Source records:
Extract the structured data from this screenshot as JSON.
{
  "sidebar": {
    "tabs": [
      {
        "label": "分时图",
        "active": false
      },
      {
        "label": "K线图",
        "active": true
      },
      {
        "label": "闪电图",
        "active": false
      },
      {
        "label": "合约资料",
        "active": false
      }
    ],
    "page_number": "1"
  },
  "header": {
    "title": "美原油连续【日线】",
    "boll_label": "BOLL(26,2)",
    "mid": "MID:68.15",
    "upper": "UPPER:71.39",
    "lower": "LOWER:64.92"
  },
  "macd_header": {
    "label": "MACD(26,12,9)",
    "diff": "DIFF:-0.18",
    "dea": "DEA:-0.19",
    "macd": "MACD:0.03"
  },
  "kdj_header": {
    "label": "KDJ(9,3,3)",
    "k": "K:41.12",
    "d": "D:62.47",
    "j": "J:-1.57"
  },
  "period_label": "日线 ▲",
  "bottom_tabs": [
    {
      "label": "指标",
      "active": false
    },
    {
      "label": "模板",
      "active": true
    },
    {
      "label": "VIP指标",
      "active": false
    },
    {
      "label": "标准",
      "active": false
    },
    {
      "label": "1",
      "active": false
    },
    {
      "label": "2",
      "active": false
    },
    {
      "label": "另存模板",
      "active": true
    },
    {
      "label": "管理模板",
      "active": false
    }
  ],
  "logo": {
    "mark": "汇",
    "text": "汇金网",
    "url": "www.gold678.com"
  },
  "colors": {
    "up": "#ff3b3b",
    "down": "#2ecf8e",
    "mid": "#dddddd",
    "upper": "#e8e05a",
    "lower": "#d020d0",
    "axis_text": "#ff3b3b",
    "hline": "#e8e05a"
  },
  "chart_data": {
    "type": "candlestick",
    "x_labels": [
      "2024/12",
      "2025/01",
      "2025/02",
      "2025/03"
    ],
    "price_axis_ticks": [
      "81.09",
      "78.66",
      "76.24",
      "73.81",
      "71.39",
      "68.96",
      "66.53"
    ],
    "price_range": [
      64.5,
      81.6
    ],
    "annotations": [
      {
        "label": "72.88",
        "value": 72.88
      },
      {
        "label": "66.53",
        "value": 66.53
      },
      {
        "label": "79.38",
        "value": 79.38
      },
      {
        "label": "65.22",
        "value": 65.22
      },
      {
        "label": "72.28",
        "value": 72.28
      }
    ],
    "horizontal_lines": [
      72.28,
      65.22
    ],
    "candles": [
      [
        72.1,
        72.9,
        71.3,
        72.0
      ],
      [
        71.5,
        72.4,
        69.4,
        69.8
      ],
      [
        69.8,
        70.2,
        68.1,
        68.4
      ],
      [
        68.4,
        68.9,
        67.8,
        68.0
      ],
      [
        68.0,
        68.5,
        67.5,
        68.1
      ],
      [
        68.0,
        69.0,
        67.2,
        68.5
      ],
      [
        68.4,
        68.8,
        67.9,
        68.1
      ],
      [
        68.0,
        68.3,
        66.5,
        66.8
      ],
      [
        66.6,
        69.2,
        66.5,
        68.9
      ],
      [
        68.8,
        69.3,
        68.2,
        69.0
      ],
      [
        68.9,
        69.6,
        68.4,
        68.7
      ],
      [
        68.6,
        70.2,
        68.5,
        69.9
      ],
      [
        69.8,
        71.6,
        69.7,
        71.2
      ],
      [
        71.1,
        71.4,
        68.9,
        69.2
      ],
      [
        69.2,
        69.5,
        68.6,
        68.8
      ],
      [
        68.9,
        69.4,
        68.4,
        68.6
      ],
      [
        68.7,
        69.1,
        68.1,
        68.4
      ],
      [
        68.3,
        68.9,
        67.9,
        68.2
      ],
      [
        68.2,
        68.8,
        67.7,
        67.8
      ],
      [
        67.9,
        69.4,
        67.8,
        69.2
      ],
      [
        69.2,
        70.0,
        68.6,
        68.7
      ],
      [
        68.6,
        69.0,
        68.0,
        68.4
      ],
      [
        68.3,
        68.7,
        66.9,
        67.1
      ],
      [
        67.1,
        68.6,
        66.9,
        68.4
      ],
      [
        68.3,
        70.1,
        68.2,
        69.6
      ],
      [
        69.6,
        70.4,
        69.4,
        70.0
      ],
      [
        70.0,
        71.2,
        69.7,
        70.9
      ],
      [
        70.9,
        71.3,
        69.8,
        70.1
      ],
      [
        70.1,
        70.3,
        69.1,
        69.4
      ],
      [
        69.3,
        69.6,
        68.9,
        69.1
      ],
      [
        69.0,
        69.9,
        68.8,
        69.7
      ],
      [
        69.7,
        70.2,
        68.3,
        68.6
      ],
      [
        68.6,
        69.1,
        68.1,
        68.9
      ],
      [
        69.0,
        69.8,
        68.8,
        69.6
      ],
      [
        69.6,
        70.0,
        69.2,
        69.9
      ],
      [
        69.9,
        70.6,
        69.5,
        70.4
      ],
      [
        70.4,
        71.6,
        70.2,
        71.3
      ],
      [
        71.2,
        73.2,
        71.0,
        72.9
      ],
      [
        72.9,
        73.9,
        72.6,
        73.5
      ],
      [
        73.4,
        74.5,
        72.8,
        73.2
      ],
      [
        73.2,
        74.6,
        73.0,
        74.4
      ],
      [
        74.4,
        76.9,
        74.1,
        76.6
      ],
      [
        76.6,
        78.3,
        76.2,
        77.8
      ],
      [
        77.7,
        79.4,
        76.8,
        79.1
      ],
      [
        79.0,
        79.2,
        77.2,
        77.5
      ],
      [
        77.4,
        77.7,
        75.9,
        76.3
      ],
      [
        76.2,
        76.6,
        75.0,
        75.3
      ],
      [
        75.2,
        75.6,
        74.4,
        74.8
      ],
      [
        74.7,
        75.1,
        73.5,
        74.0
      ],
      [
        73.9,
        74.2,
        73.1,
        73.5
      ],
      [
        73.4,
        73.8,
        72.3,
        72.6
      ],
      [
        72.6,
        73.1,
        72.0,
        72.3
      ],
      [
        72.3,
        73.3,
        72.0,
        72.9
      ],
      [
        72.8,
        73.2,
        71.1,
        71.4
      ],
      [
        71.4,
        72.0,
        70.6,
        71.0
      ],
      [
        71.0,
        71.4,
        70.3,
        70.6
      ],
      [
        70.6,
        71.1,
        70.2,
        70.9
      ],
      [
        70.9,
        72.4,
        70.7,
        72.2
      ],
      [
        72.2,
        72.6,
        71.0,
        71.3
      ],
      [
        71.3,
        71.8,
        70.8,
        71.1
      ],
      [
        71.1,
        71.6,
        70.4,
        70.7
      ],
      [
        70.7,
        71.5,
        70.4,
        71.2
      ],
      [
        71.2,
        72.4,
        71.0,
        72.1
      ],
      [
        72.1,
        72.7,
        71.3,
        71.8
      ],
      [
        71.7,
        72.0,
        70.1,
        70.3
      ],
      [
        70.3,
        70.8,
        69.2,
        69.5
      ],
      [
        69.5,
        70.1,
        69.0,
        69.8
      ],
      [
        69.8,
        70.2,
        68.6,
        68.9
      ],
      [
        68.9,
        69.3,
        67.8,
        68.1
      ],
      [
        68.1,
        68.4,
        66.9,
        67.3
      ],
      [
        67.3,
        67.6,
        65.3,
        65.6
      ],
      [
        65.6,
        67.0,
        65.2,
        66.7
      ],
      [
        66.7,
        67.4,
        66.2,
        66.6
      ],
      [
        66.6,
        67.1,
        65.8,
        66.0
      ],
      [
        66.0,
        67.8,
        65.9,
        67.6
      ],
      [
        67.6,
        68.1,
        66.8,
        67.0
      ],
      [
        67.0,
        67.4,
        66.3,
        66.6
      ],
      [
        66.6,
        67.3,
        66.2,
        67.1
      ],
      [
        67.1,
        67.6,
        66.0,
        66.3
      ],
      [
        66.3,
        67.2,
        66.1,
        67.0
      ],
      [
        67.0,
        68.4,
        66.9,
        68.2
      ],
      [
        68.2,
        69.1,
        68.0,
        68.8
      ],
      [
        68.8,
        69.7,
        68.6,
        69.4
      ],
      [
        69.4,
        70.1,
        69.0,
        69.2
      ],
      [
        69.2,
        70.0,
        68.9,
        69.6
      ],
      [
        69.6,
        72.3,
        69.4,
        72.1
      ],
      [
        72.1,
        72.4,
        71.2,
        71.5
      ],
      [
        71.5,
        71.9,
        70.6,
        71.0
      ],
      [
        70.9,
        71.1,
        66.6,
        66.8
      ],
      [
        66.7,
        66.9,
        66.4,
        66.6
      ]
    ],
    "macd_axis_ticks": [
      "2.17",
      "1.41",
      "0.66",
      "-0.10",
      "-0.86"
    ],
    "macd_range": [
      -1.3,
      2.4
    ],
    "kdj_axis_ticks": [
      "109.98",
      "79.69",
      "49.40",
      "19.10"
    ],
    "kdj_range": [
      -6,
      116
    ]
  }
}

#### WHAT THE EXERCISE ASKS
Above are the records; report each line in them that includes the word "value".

#### TASK SOLUTION
        "value": 72.88
        "value": 66.53
        "value": 79.38
        "value": 65.22
        "value": 72.28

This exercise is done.